(Recorded data)
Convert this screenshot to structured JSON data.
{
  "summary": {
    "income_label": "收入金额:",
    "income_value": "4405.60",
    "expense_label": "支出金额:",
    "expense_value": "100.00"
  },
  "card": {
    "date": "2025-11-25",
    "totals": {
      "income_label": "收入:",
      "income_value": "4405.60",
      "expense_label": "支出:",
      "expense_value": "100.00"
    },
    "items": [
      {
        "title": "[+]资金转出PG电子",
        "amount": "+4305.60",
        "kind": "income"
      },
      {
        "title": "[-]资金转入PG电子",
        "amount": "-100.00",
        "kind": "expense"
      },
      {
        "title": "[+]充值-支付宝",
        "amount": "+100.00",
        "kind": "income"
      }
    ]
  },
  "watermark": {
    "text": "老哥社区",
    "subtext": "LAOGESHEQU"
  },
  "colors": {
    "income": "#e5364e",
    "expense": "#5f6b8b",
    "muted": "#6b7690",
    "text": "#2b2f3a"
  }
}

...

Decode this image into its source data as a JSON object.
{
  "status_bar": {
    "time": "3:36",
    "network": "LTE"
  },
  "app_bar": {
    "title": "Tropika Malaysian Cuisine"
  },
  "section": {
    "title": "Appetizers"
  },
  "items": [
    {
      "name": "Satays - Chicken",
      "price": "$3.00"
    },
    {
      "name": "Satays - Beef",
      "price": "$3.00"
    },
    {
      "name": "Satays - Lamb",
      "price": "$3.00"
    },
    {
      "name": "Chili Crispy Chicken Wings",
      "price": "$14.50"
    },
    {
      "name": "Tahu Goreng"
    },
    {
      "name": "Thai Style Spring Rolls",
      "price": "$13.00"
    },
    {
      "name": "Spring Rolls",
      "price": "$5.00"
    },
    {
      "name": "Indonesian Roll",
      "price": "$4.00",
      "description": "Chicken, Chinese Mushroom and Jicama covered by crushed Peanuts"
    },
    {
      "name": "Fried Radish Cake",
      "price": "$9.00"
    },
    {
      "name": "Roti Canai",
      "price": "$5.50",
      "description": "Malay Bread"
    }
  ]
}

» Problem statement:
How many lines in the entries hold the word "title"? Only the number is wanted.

» Response:
5